Today, the Housing and Urban Development (HUD) Secretary, Ben Carson, announced a plan to address the high costs and barriers for housing. He did not propose to extend more rent control and regulations, but to reduce those controls and eliminate regulations. Finally, someone is addressing these issues in a manner that is more likely to work. It’s been quite a while since someone addressed this situation without the answers being all ‘more government’.
Zoning regulations, rent controls that keep the market from making housing available, and a host of other government intrusions in the economy have historically placed housing out of reach for those that need it most.
HUD secretaries have traditionally proposed more government housing projects and encouraged greater government offers for bailouts to those that are overextended. They’ve guaranteed loans that should not have taken place, thus driving up interest rates for everyone. Market manipulations lead to either higher prices (rent and interest rates) or shortages, or often both.

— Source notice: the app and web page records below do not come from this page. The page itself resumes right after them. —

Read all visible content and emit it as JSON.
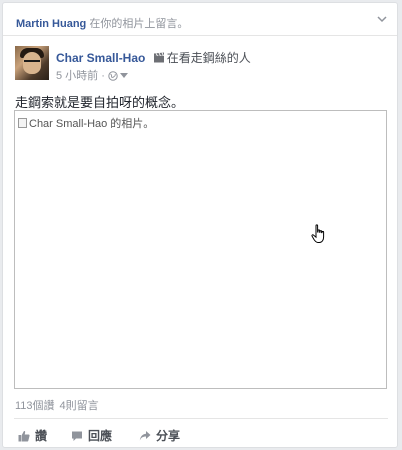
{
  "notification": {
    "actor": "Martin Huang",
    "text": " 在你的相片上留言。",
    "menu_icon": "chevron-down-icon"
  },
  "post": {
    "author": "Char Small-Hao",
    "activity_icon": "clapperboard-icon",
    "activity": "在看走鋼絲的人",
    "time": "5 小時前",
    "separator": "·",
    "privacy_icon": "globe-icon",
    "text": "走鋼索就是要自拍呀的概念。",
    "photo_alt": "Char Small-Hao 的相片。"
  },
  "stats": {
    "likes": "113個讚",
    "comments": "4則留言"
  },
  "actions": {
    "like": "讚",
    "comment": "回應",
    "share": "分享"
  },
  "colors": {
    "link": "#365899",
    "meta": "#90949c",
    "border": "#dddfe2"
  }
}
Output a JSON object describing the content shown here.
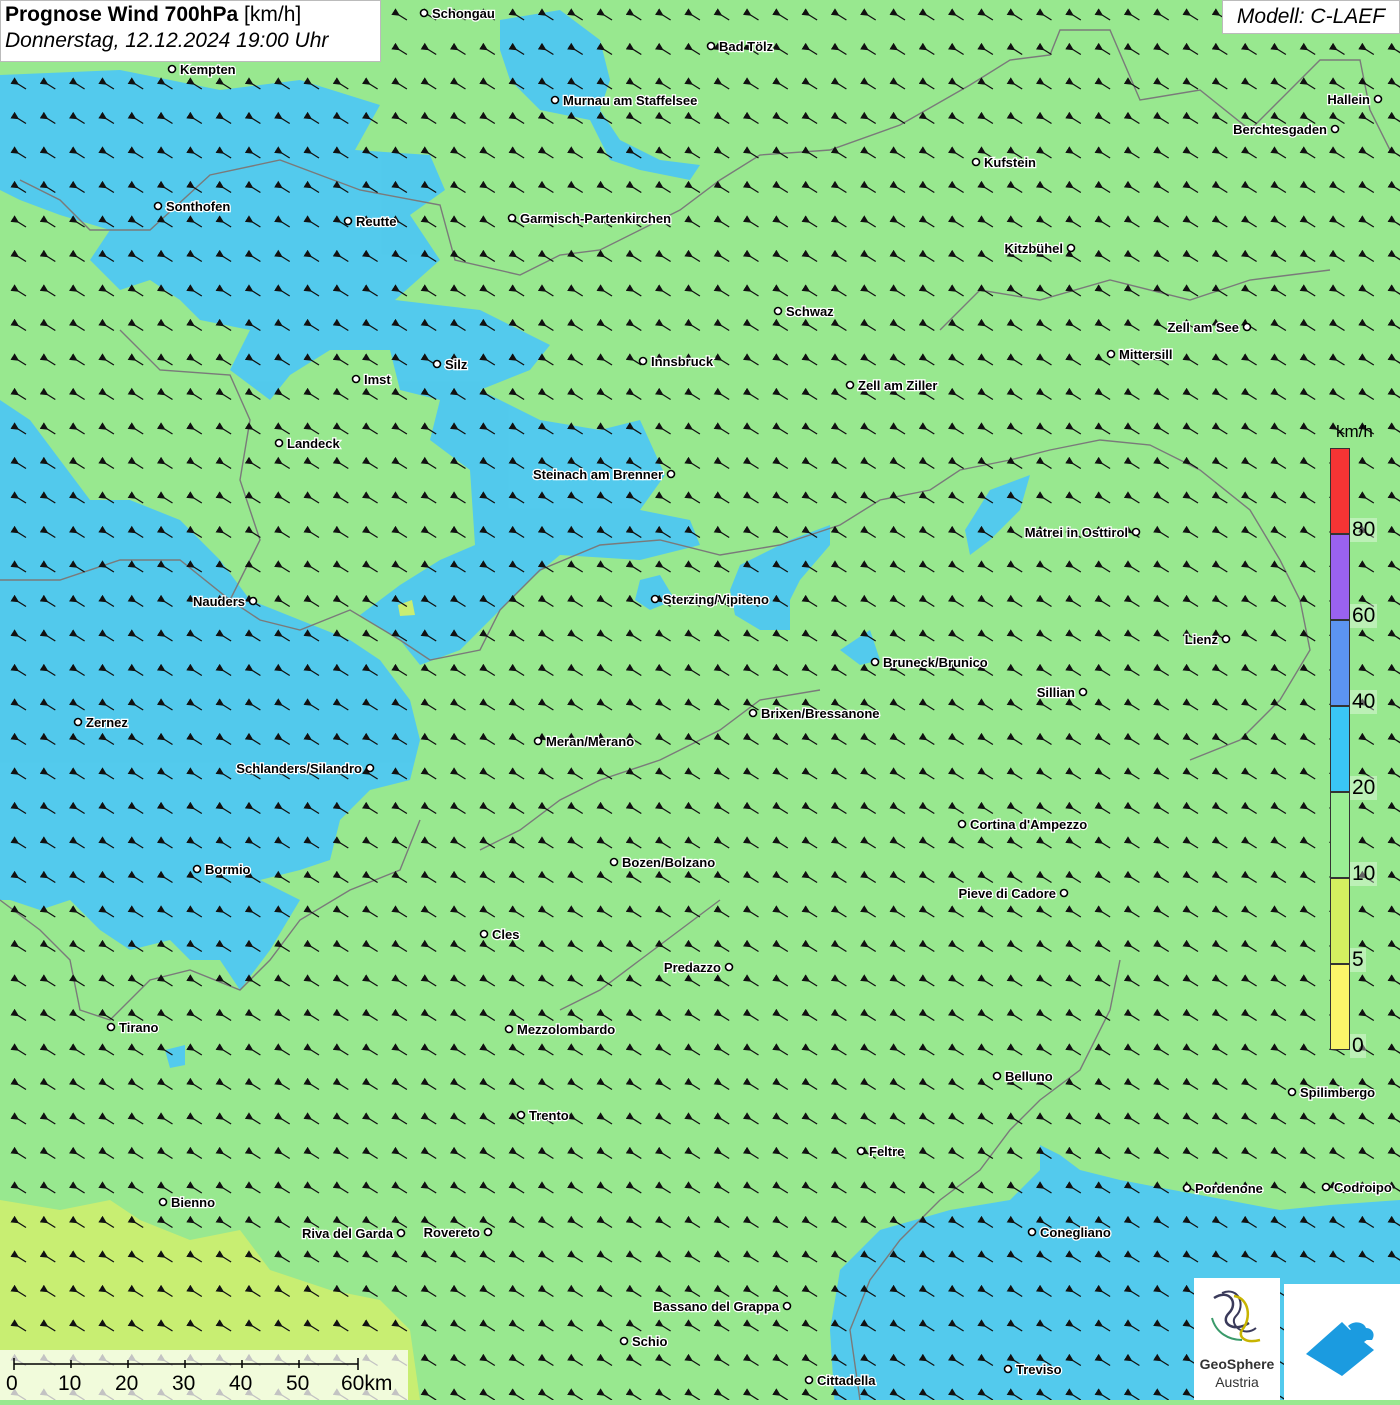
{
  "header": {
    "title_bold": "Prognose Wind 700hPa",
    "title_unit": " [km/h]",
    "datetime": "Donnerstag, 12.12.2024 19:00 Uhr",
    "model": "Modell: C-LAEF"
  },
  "legend": {
    "unit": "km/h",
    "classes": [
      {
        "label": "80",
        "color": "#f53434"
      },
      {
        "label": "60",
        "color": "#9a62f0"
      },
      {
        "label": "40",
        "color": "#5c94f2"
      },
      {
        "label": "20",
        "color": "#3ac6f5"
      },
      {
        "label": "10",
        "color": "#9aee94"
      },
      {
        "label": "5",
        "color": "#d4f060"
      },
      {
        "label": "0",
        "color": "#fbf56a"
      }
    ]
  },
  "scale": {
    "ticks": [
      "0",
      "10",
      "20",
      "30",
      "40",
      "50",
      "60km"
    ]
  },
  "logos": {
    "geosphere_line1": "GeoSphere",
    "geosphere_line2": "Austria"
  },
  "colors": {
    "calm_green": "#98e88f",
    "wind_blue": "#4fc8f2",
    "light_yellow_green": "#c8ee72",
    "arrow": "#111111",
    "border": "#7a7a7a"
  },
  "wind_direction": "northwest",
  "cities": [
    "Schongau",
    "Bad Tölz",
    "Kempten",
    "Murnau am Staffelsee",
    "Hallein",
    "Berchtesgaden",
    "Kufstein",
    "Sonthofen",
    "Reutte",
    "Garmisch-Partenkirchen",
    "Kitzbühel",
    "Schwaz",
    "Zell am See",
    "Mittersill",
    "Innsbruck",
    "Silz",
    "Imst",
    "Zell am Ziller",
    "Landeck",
    "Steinach am Brenner",
    "Matrei in Osttirol",
    "Nauders",
    "Sterzing/Vipiteno",
    "Lienz",
    "Bruneck/Brunico",
    "Sillian",
    "Brixen/Bressanone",
    "Zernez",
    "Meran/Merano",
    "Schlanders/Silandro",
    "Cortina d'Ampezzo",
    "Bozen/Bolzano",
    "Bormio",
    "Pieve di Cadore",
    "Cles",
    "Predazzo",
    "Tirano",
    "Mezzolombardo",
    "Belluno",
    "Spilimbergo",
    "Trento",
    "Feltre",
    "Bienno",
    "Pordenone",
    "Codroipo",
    "Riva del Garda",
    "Rovereto",
    "Conegliano",
    "Bassano del Grappa",
    "Schio",
    "Treviso",
    "Cittadella"
  ]
}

By building more public housing, property values of private housing have to compete and become devalued, offering less incentive for private investors to create new housing. Local laws dictating rent controls and zoning problems have also diminished the value of housing units that discourage private developers from bringing more housing options to market.
Ben Carson plans to offer incentives to remove red tape in state and local governments by tying federal money to relaxing local rules and regulations. While I’m not a fan of using federal money to meddle in local affairs, in this case it actually offers an incentive to create freer marketplaces. It’s a new way of addressing the problems, especially in large metropolitan areas that are desperate for new housing, like Los Angeles and San Francisco that are in a real crisis with homelessness overwhelming these cities.
Homelessness and housing shortages aren’t going to get fixed overnight, and Ben Carson’s plan (which has yet to be constructed in its entirety) isn’t likely to be a magic bullet to fix all. However, we already know that what has been done so far has failed miserably.
Rent is an incentive for people and business to offer up their space as housing to those who need it. It’s a natural incentive to developers to create more housing to meet the demands in the marketplace. Getting in the way of that and manipulating rent prices so that natural incentives disappear is always going to create housing shortages. Government interference in property ownership through lending regulations and incentives to make bad loans or to create artificial preferences are always going to result in situations that kill private property values and put home ownership more out of reach for many.
The answer to the housing crisis is, always has been, and always will be, a freer marketplace that incentivizes free trade and incentives to fill shortages. Regulations should never stand in the way of natural incentives to offer housing where it is desperately needed.